WHY SUPPLEMENTS AREN’T THE ANSWER
Popping pills is no substitute for a plant-based diet. There’s a wealth of vitamins and minerals contained in each plant food and they act in synergy with each other – one helping another to be absorbed.
This explains why the majority of studies show micronutrients entering the body via food are generally more beneficial than those in supplement form. Not only can they be a waste of money, some isolated nutrients can be harmful in high doses or can interact with medications (one example is vitamin E).
Food contains what you need, in safe portions – which is why eating a diverse diet is the most effective and fail-safe way to give your body what it needs.
THE NATURAL WAY TO CURB YOUR APPETITE
Eat to feed your gut microbiota and you don’t need to count calories. Our gut microbes and the chemicals, such as short-chain fatty acids, that they make when they digest fibre, essentially tell our body we’ve had enough. In turn, this halts the production of hunger hormones such as ghrelin, and increases the ‘I’m full’ hormones such as leptin.
This probably explains why it’s often higher fibre intake, independent of calorie intake, that results in a healthier weight.
And a healthier weight is linked with a longer life-span – whereas neglecting this puts us at risk of conditions such as type 2 diabetes, heart disease and other life-threatening illnesses.
Our gut microbiota is also involved in energy-harvesting. Our microbes scavenge for undigested food and turn it into energy – which can be stored as fat if not used. But different microbes are better than others at energy harvesting and our gut microbiota are all unique, which could explain why some people seem to be able to graze all day, while others feel like they just have to look at a plate to put on weight.
In a nutshell, feed your gut well and it’s likely to keep everything else in check, bodyweight included, helping you avoid all the life-shortening health concerns associated with an unhealthy metabolism.
METABOLISM FIRELIGHTERS: Natural live yoghurt, jumbo oats, balsamic vinegar, butter beans, ginger, fennel, cold potato salad, pistachios, chilli peppers and grapefruit are filled with key nutrients and phytochemicals to support your hungry GM such as fibre, including resistant starch, beta-glucan and prebiotics; polyphenols, calcium, capsaicin, acetic acid, live microbes, iodine, and protein.
In a nutshell, feed your gut well and it’s likely to keep everything else in check, bodyweight included, helping you avoid all the life-shortening health concerns associated with an unhealthy metabolism (stock image)
BOOST IMMUNITY TO WARD OFF LIFE-LIMITING VIRUSES
One of the best ways to support our immunity is with a gut-friendly diet that’s diverse and largely plant-based.
The alternative?
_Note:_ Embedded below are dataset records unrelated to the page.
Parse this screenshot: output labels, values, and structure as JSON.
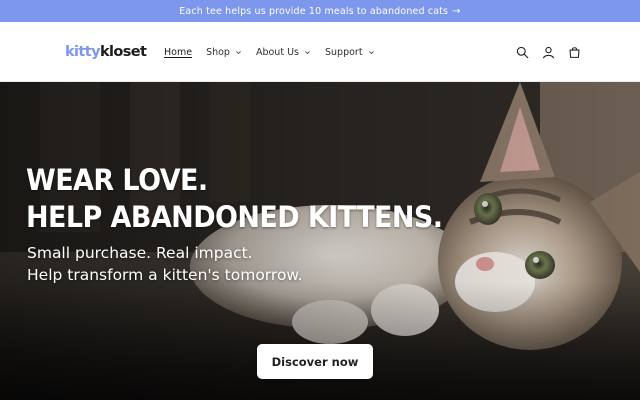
{
  "announcement": {
    "text": "Each tee helps us provide 10 meals to abandoned cats",
    "arrow": "→"
  },
  "header": {
    "logo": {
      "part1": "kitty",
      "part2": "kloset"
    },
    "nav": [
      {
        "label": "Home",
        "active": true,
        "dropdown": false
      },
      {
        "label": "Shop",
        "active": false,
        "dropdown": true
      },
      {
        "label": "About Us",
        "active": false,
        "dropdown": true
      },
      {
        "label": "Support",
        "active": false,
        "dropdown": true
      }
    ],
    "icons": [
      "search-icon",
      "account-icon",
      "cart-icon"
    ]
  },
  "hero": {
    "headline_line1": "WEAR LOVE.",
    "headline_line2": "HELP ABANDONED KITTENS.",
    "subline_line1": "Small purchase. Real impact.",
    "subline_line2": "Help transform a kitten's tomorrow.",
    "cta_label": "Discover now"
  },
  "colors": {
    "accent": "#7d97ed",
    "text_dark": "#1c1c1c",
    "white": "#ffffff"
  }
}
A poorly-trained immune system that overreacts (causing things like allergies and life-limiting autoimmune conditions) and gives a free pass to dangerous viruses.
And what about Covid-19? Research has shown some people with severe reactions to the virus were more likely to have lower levels of beneficial, anti-inflammatory bacteria. Another small initial study showed that a specific multi-strain probiotic reduced people’s risk of respiratory failure, compared to those who just received standard therapy. So feeding your gut really can protect you from illness, and lengthen your life.
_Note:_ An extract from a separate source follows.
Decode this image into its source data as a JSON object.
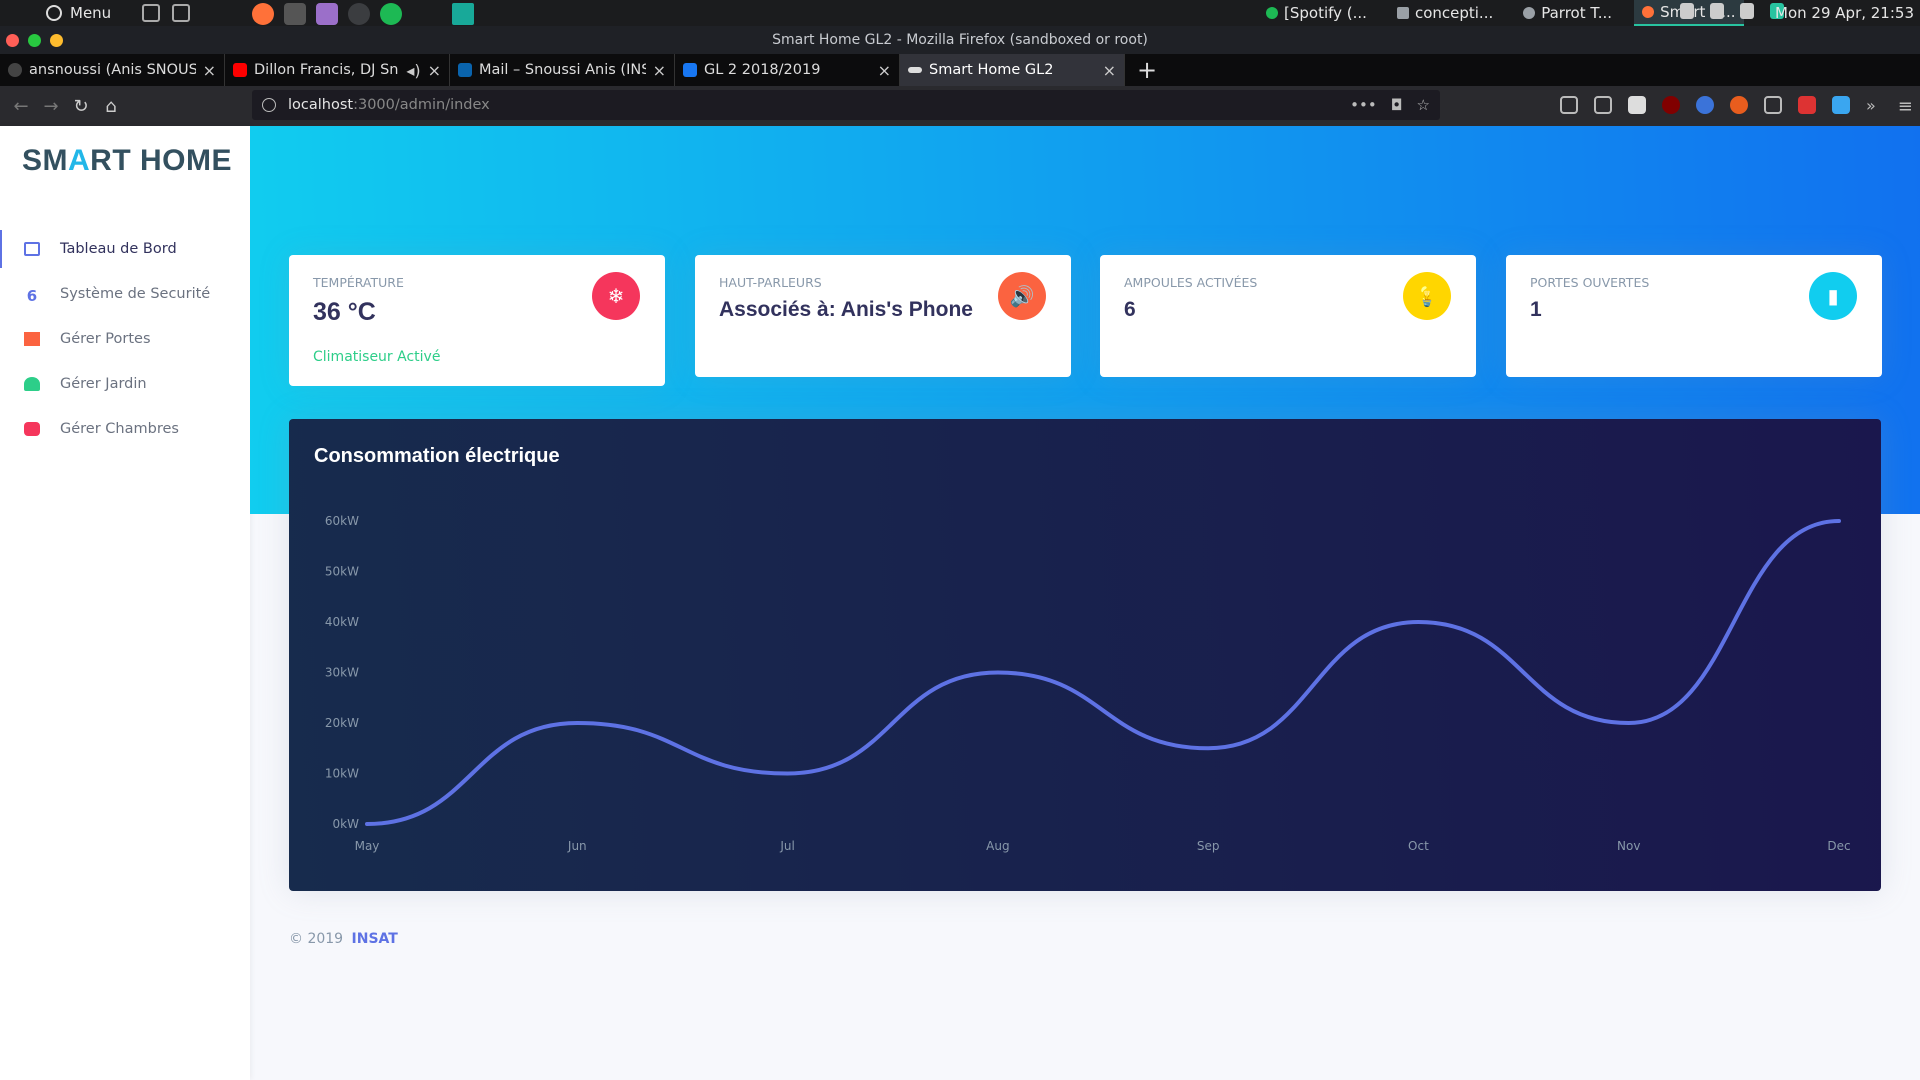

IMMUNITY SUPER-CHARGERS: Walnuts, garlic, sun-exposed mushrooms, firm tofu, carrots, oranges, wheat berries, chia seeds, turmeric, and broccoli are filled with key nutrients and phytochemicals to nourish your immune system including vitamins A, D, C, E, B6 and B12; folate, copper, iron, zinc, selenium, flavonoids, fibre, allicin, omega-3 and curcumin.
© Megan Rossi 2021
Adapted by Libby Galvin from Eat More, Live Well by Dr Megan Rossi, published by Penguin Life at £16.99. To order a copy for £13.59 (offer valid to 26/2/22; UK p&p free on orders over £20), visit mailshop.co.uk/books or call 020 3176 2937.